In my latest column for The Week, I argue that David Brooks is wrong about the problem with individualism and that self-professed individualists, such as Glenn Beck, are really just as collectivist as Brooks, but with a flag fetish and a penchant for Ye Olde Constitution fonts. I speculate that this has something to do with why the GOP is busted.
Somehow I have neglected my duty of blog self-promotion. Here’s my column for The Week, which went online Thursday. Here’s the bit on political markets, which I think looks even better today, with the announcement of the Treasury plan, than it did last week:
Political markets — less enabled by government than made by it — operate according to fundamentally different, and less trustworthy, principles. Propped-up by subsidy, structured by central diktat and created ex nihilo by edict, political markets may arise from noble aspirations but in the end are instruments always of the privileged and powerful.
Take contemporary financial markets. (Please!) These are not so much regulated by government oversight as they are constituted by the convoluted web of regulation that dictates who may sell what to whom and on what terms. The shape of our financial markets has emerged from the gradual accretion and rare subtraction of political intervention. But it is now brutally clear that financial markets are not stable simply because they are framed by law and watched by bureaucrats. It is not so hard to see why.

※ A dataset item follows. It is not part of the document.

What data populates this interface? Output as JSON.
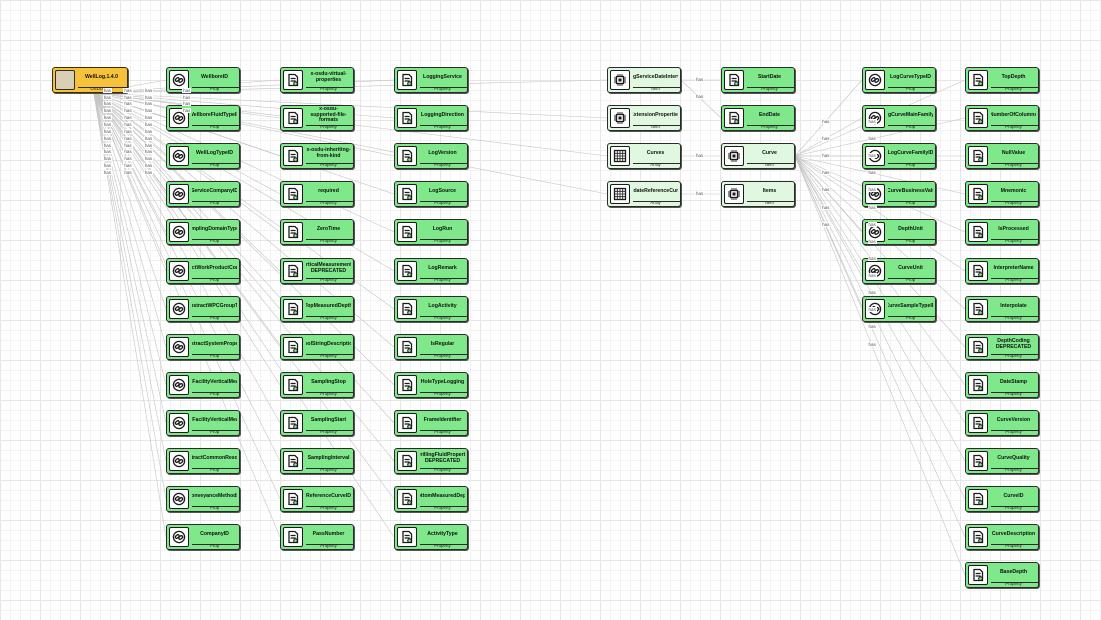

In political markets, the battle for competitive advantage is in part a battle over the rules of the game. That, in turn, is a battle for the hearts of minds of regulators, who generally know less, and are far less motivated, than the industry insiders they regulate. It is no surprise when regulators come to confuse the interests of the powerful (for whom they might someday wish to work, after all) with the interests of the public. As we have recently witnessed, the heavily regulated nature of our financial markets did not keep them from going haywire and taking the entire economy down with them. Appointing a better breed of bureaucrat fixes nothing. Even now, in the morning of the Obama era, Washington remains convinced that the country is best served by “rescuing” its self-immolating Wall Street wards.
It is the failure of this capitalism that accounts for the suffering of millions and explains our bitter decline. Yet President Obama asks for more.
I go on to argue that cap and trade markets represent political capitalism on steroids.
I talked to Edward Prescott and Edmund Phelps the day Obama signed the stimulus into law and wrote about it in my latest column for The Week.
I’m persuaded that the general logic of Prescott and Kydland’s work on time inconsistency applies to the present situation (and I don’t think you need to accept the strict rational expectations framework to see how it applies), but I was especially taken by Phelps’ concerns about the potentially damaging effects of the stimulus on entrepreneurship and innovation. Please check it out.
Talking to these giants of macro has convinced me that we need to be talking about is how to get the institutions right and keep them stable. What the government is now doing amounts to a pretty radical restructuring of our scheme of economic institutions, but with shockingly little deliberation about or regard for the optimality or stability of the overall incentive structure. This mess was precipitated by what turned out to be a disastrously unstable alignment of incentives. That fact would seem to prescribe taking a lot of care in thinking through how various large interventions might ramify through the system before jumping in. But our government’s behavior increasingly looks a bit like a zealous small-town narcotics squad, excited by its slick new SWAT gear, that’s just kicked down the door to a meth house and has started shooting at anything that moves.
Starting today, I’m part of The Week magazine’s new online Bullpen, where I’ll be joining David Frum, Bob Shrum, Brad Delong, Daniel Larison and several others as a regular columnist. Here’s my inaugural effort, discussing Obama’s inaugural and defending the idea that we’ll all be best off if we don’t just roll over for popular presidents in times of crisis. It starts like this….
By late September of 2001, George W. Bush was the most popular president of modern times. The tragic shock of 9/11 awakened a sense of patriotism, common purpose, and deference to government entirely new to Americans who came of age after Nixon. The President displayed comforting steel in the wake of the terrifying attack. He was a uniter, not a divider. And never in recent memory have Americans been so united. Congress trembled in the face of Bush’s mighty approval ratings. Nor was the media eager to gainsay the national mood.
And so it was that America gave Bush most of what he asked for. In return we got Iraq, crushing budget deficits, waterboarding, the ire of the world, and, finally, collapsing financial markets. It’s not what we had in mind.
Maybe it would have been better had we been less united, had we been more skeptical of grand plans, had more of us pushed back when so many of us pushed forward in the same direction. …
Check it out, and please let me know what you think!
And hey, why not subscribe to The Week which smartly and entertainingly “distills the best of the U.S. and foreign press into 44 pages.” Perfect for those on the go who need to stay in the know!